Government soldiers, backed by Russian air strikes, try to extend their gains after taking back control of ancient city.

Forces loyal to Syria''s President Bashar al-Assad walk with their weapons in Palmyra city after they recaptured it
Syrian military officials said bomb squads were working on removing mines and bombs planted by ISIL in Palmyra [Reuters]

Syrian government forces, backed by Russian air strikes, battled the Islamic State of Iraq and the Levant (ISIL) group around Palmyra on Monday, after taking back control of the ancient city.

ISIL’s loss of Palmyra on Sunday amounts to one of the biggest setbacks for the group since it declared a caliphate in 2014 across large parts of Syria and Iraq.

The Syrian army said the city, home to some of the most extensive ruins of the Roman Empire, would become a “launchpad” for operations against ISIL strongholds in Raqqa and Deir Ezzor further east across a vast expanse of desert.

Syrian army ‘recaptures city of Palmyra from ISIL’

Syrian state media said on Monday that Palmyra’s military airport was now open to air traffic after the army cleared the surrounding area of fighters belonging to ISIL, also known as ISIS.

There were clashes northeast of Palmyra between ISIL fighters and forces allied to the government, supported by Syrian and Russian air strikes, according to the Syrian Observatory for Human Rights.

Air strikes, reportedly carried out by Russian jets, also targeted the road running east out of Palmyra towards Deir Ezzor, it said.

Syria troops dismantle booby traps

Although most of the ISIL force fled Palmyra on Sunday, there were still some fighters in the city, the UK-based Observatory said.

Observatory director Rami Abdulrahman said most residents fled before the government offensive and it had not heard about any civilian deaths.

Syrian state-run television broadcast from inside Palmyra, showing empty streets and badly damaged buildings.

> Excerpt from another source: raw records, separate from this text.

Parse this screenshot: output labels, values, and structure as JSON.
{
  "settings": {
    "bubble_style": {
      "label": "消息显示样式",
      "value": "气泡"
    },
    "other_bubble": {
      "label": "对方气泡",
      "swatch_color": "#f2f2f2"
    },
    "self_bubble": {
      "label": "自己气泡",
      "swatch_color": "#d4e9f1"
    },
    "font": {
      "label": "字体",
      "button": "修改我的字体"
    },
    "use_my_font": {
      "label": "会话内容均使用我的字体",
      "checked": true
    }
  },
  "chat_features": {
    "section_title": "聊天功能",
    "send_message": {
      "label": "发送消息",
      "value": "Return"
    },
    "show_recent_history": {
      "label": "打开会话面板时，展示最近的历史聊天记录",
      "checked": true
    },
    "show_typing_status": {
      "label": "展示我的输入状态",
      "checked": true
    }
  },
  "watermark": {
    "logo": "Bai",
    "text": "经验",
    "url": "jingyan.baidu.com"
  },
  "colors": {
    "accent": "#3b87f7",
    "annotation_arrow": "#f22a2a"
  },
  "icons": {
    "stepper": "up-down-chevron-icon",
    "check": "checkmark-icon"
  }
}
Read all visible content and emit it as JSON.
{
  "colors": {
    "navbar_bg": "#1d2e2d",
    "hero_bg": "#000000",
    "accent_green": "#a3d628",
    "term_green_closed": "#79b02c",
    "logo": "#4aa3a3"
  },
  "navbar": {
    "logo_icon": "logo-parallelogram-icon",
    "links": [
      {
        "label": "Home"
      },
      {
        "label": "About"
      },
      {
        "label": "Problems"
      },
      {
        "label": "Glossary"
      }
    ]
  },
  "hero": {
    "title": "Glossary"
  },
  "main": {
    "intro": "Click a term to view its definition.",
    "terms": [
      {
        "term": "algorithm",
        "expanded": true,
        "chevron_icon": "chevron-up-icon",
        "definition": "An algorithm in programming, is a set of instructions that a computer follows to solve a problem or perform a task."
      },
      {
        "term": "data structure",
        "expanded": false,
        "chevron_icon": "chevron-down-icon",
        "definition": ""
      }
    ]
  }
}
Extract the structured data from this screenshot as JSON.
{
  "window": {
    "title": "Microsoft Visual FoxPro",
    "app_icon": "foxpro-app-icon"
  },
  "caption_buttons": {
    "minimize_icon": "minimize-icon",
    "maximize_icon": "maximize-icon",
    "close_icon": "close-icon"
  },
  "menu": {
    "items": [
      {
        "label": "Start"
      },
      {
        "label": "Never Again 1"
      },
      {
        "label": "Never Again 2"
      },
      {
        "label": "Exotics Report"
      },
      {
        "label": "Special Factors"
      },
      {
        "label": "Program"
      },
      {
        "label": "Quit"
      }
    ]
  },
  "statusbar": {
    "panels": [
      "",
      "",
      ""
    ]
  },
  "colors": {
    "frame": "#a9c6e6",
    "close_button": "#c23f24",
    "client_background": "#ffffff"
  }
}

Syrian military officials said that bomb squads were working on removing mines and bombs planted by ISIL in the city.

ISIL, during its rule of Palmyra, killed scores of people and destroyed invaluable artifacts dating back more than 1,800 years, along with a famed Roman triumphal archway.

With Russian support, Assad’s troops have made steady gains in recent months against ISIL and other groups it is fighting.

Earlier this month, Russian President Vladimir Putin ordered the withdrawal of some fighter jets from Syria, but said that strikes against ISIL and the al-Nusra Front would continue.

Those groups have been excluded from a Russian and US-brokered ceasefire that began on February 27 and has largely held.

Source: News Agencies